The purest and most thoughtful minds are those which love colour the most.
Some may call it poetic justice that my garden has many of two kinds of flowers called “Ginger,” this Red Ginger and a yellow Shampoo Ginger flower. Only fellow divorcees can understand all the many mixed feelings when something reminds you of your ex, especially after her death. Then life goes on!
Colegio Liceo had the largest group of marching flags led by a Drum Majorette.
When they stopped they had a very intricate presentation of weaving the lines in and out of each other to create a sea of red, white and blue – Colegio Liceo.
As usual I watched the parade from Gelly’s across from Parque Central. Here Colegio Liceo is starting their presentation seen in second photo.
Escuela Central Elementary School did great for younger kids! And they had the coolest caps! Boys and girls marched in separate lines. That’s elementary school for you! 🙂
Colegio San Rafael was led by a drum major.
Though not as large as Liceo, San Rafael had impressive group & show!
Patriotism and color on 15 de septiembre is just as big as US 4th of July! Just no mucho fireworks in Atenas. Another shot of Colegio San Rafael. (There’s a big fireworks show in San Jose. But I like my little farm town!)
Unlabeled School (or I missed the sign) leave our area by the church.
I’m still sorting the 600+ photos from a wonderful nearly 3-hour parade for Independence Day here with lots of bands and flags and children.

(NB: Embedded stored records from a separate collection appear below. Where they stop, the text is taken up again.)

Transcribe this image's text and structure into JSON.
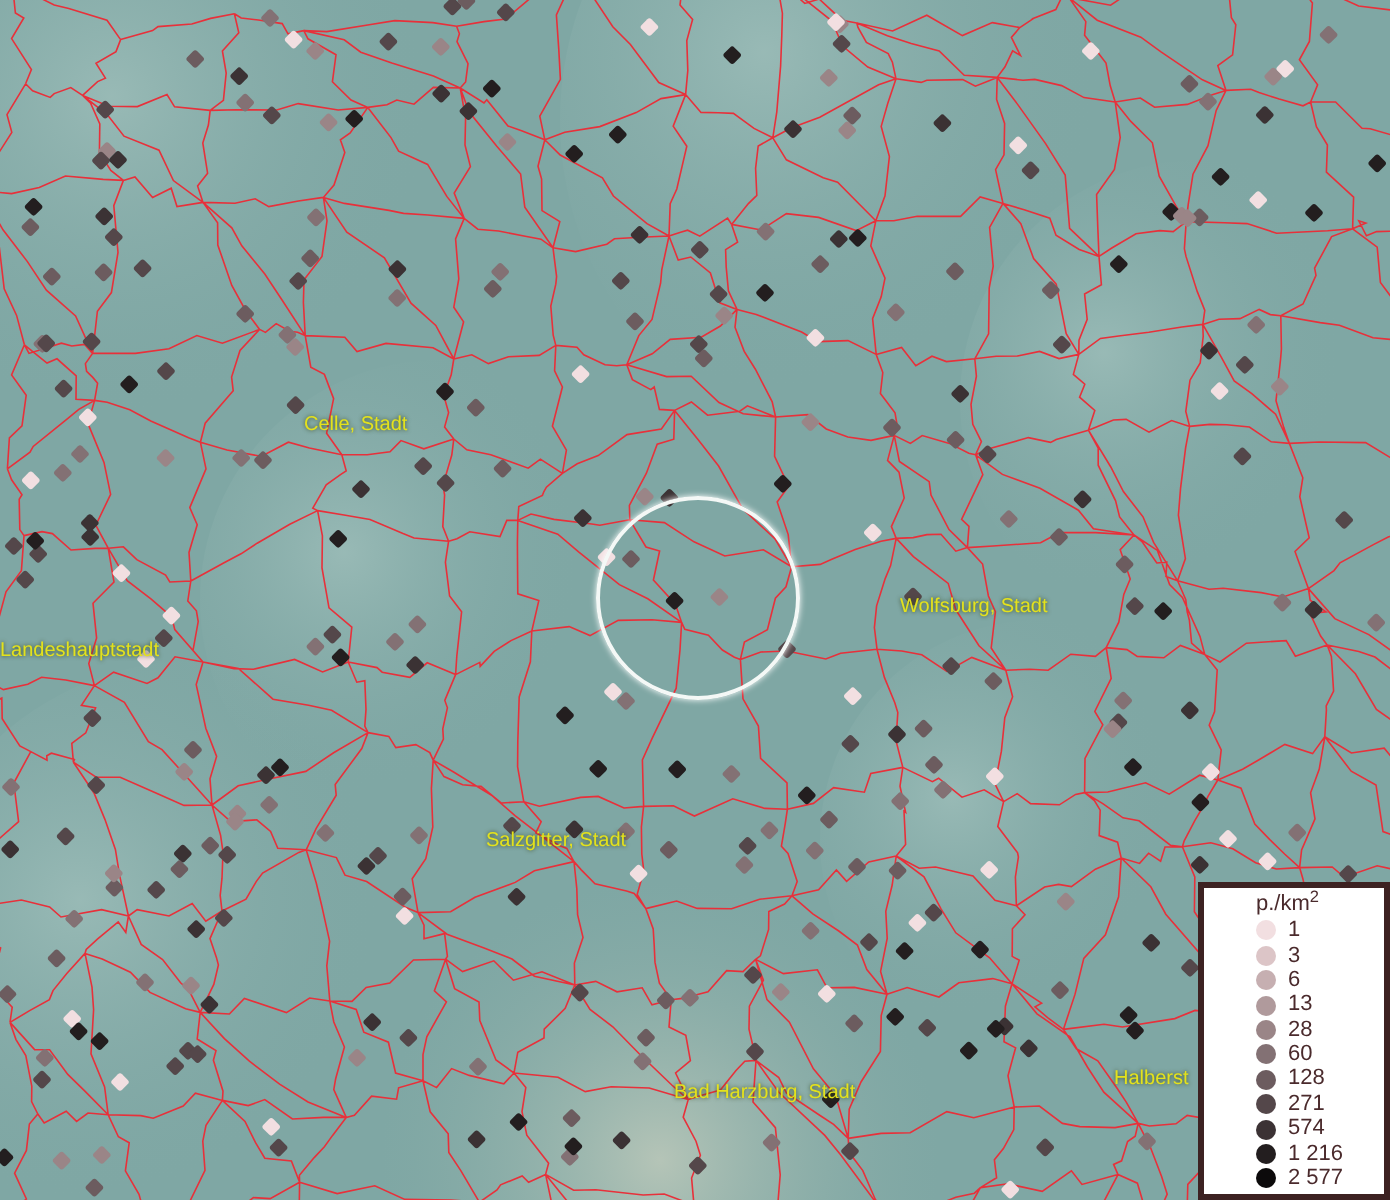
{
  "map": {
    "labels": [
      {
        "text": "Celle, Stadt"
      },
      {
        "text": "Landeshauptstadt"
      },
      {
        "text": "Wolfsburg, Stadt"
      },
      {
        "text": "Salzgitter, Stadt"
      },
      {
        "text": "Bad Harzburg, Stadt"
      },
      {
        "text": "Halberst"
      }
    ]
  },
  "legend": {
    "title": "p./km$^{2}$",
    "items": [
      {
        "label": "1",
        "color": "#f2dfe1"
      },
      {
        "label": "3",
        "color": "#dcc5c7"
      },
      {
        "label": "6",
        "color": "#c6afb1"
      },
      {
        "label": "13",
        "color": "#b09a9c"
      },
      {
        "label": "28",
        "color": "#9a8587"
      },
      {
        "label": "60",
        "color": "#837174"
      },
      {
        "label": "128",
        "color": "#6c5c5f"
      },
      {
        "label": "271",
        "color": "#54474a"
      },
      {
        "label": "574",
        "color": "#3b3234"
      },
      {
        "label": "1 216",
        "color": "#231e1f"
      },
      {
        "label": "2 577",
        "color": "#0c0a0b"
      }
    ]
  }
}
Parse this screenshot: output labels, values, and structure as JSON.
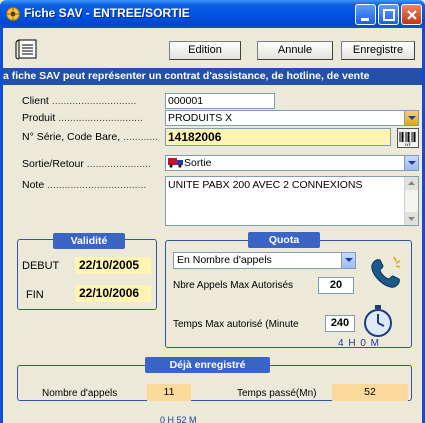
{
  "window": {
    "title": "Fiche SAV - ENTREE/SORTIE",
    "colors": {
      "titlebar": "#0054e3",
      "banner": "#2450a8",
      "group_title": "#3a64c5",
      "highlight_yellow": "#fff4b3",
      "summary_orange": "#fad99a"
    }
  },
  "toolbar": {
    "edition": "Edition",
    "annule": "Annule",
    "enregistre": "Enregistre"
  },
  "banner": "a fiche SAV peut représenter un contrat d'assistance, de hotline, de vente",
  "form": {
    "client_label": "Client",
    "client_value": "000001",
    "produit_label": "Produit",
    "produit_value": "PRODUITS X",
    "serie_label": "N° Série, Code Bare,",
    "serie_value": "14182006",
    "sortie_label": "Sortie/Retour",
    "sortie_value": "Sortie",
    "note_label": "Note",
    "note_value": "UNITE PABX 200 AVEC 2 CONNEXIONS"
  },
  "validite": {
    "title": "Validité",
    "debut_label": "DEBUT",
    "debut_value": "22/10/2005",
    "fin_label": "FIN",
    "fin_value": "22/10/2006"
  },
  "quota": {
    "title": "Quota",
    "mode_selected": "En Nombre d'appels",
    "max_appels_label": "Nbre Appels Max Autorisés",
    "max_appels_value": "20",
    "temps_max_label": "Temps Max autorisé (Minute",
    "temps_max_value": "240",
    "temps_readout": "4 H 0  M"
  },
  "deja": {
    "title": "Déjà enregistré",
    "nombre_label": "Nombre d'appels",
    "nombre_value": "11",
    "temps_label": "Temps passé(Mn)",
    "temps_value": "52",
    "footer_readout": "0 H 52 M"
  }
}
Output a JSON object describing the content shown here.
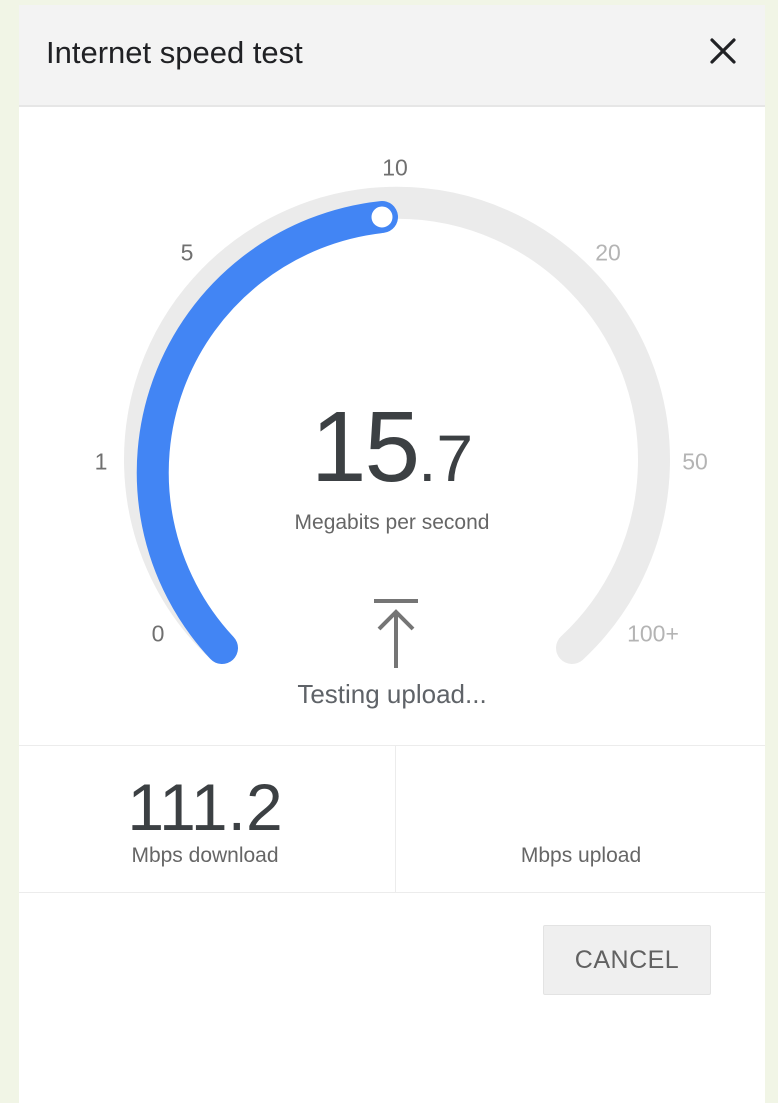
{
  "dialog": {
    "title": "Internet speed test",
    "close_icon": "close-icon"
  },
  "gauge": {
    "ticks": [
      "0",
      "1",
      "5",
      "10",
      "20",
      "50",
      "100+"
    ],
    "active_until_tick": "10",
    "current_value": "15",
    "current_decimal": ".7",
    "unit": "Megabits per second",
    "status_icon": "upload-arrow-icon",
    "status": "Testing upload...",
    "colors": {
      "active": "#4285f4",
      "track": "#ebebeb"
    }
  },
  "results": {
    "download_value": "111.2",
    "download_label": "Mbps download",
    "upload_value": "",
    "upload_label": "Mbps upload"
  },
  "actions": {
    "cancel_label": "CANCEL"
  }
}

Tonight I share just a few of my children shots, some in the parade and many watching it. This satisfies what I wanted to photograph in last night’s lantern parade and did not accomplish. Children are so photogenic!
Watching the parade with me at Gelly’s
Representing one of the schools in the parade
Nicole, 6 or 7, is already a drummer in a band! Son of my Spanish teacher, in band I raised $ for.
Some of the dancers weren’t so good, but this group was great, with traditional dancing!
I watched this boy sneak under the railing to sit on curb for closer view!
The red, white & blue traditional dress is most typical for Independence Day and I’ll show adults wearing them another day.
And this is the typical traditional dress for boys and men. I wore a hat like this but no bandanna, just a red, white & blue shirt!
Another traditional dress for 15th of September! All of these are made by parents or a seamstress, you cannot buy them in stores.
And finally, a father-son bonding moment on the parade route. This may be my favorite photo from the parade.
I have lots of photos of a lot of bands and really a lot of flags I’ll share a few of, plus some adult costumes and some “different” things in the parade in future posts.
Zerumbet Zerumbet Ginger, Maraca Plant in Costa Rica, and in other places Shampoo Ginger or Pine Cone Ginger (links are to Google photos of flowers)
It is the tall plant, two spears now with the little yellow flower on ground at base. They grow 7 to 8 feet tall and can have a large cluster of flowers at base. Click photo links under top image.
I’m really excited about this addition to my garden which I requested in the beginning, but they are very difficult to find. They surprised me the other day! In a year or two it will be developed more with multiple shoots and multiple flowers. The flower starts small and yellow like this one and by October will be more like a pine cone and will have turned red or sometimes orange. This may be the neatest addition to my garden yet! A Heliconia plant was in that location and they moved it to my front yard for more color there! It is fun to live in a garden! Plus I start traveling next week.
The greatest gift of the garden is the restoration of the five senses.~Hanna Rion
“Red sky at night, Sailor’s delight. Red sky in morning, sailor’s warning.”
Last nigh’t sky from west end of my balcony through the trees.
Last night’s sky from the driveway above my roof a few minutes later.
Well, sure enough, it did not rain yesterday and has not so far today and it is after 4:00! I have to go water the new plants! I was enjoying the rainy season shower every afternoon! But regardless, I’ll keep my new trees and flowers alive with hose water! 🙂 And then look at this beautiful image:
And looking northwest toward Central Atenas a gorgeous pink & blue!
I love seeing what God creates!
The sky is the daily bread of the eyes. ~Ralph Waldo Emerson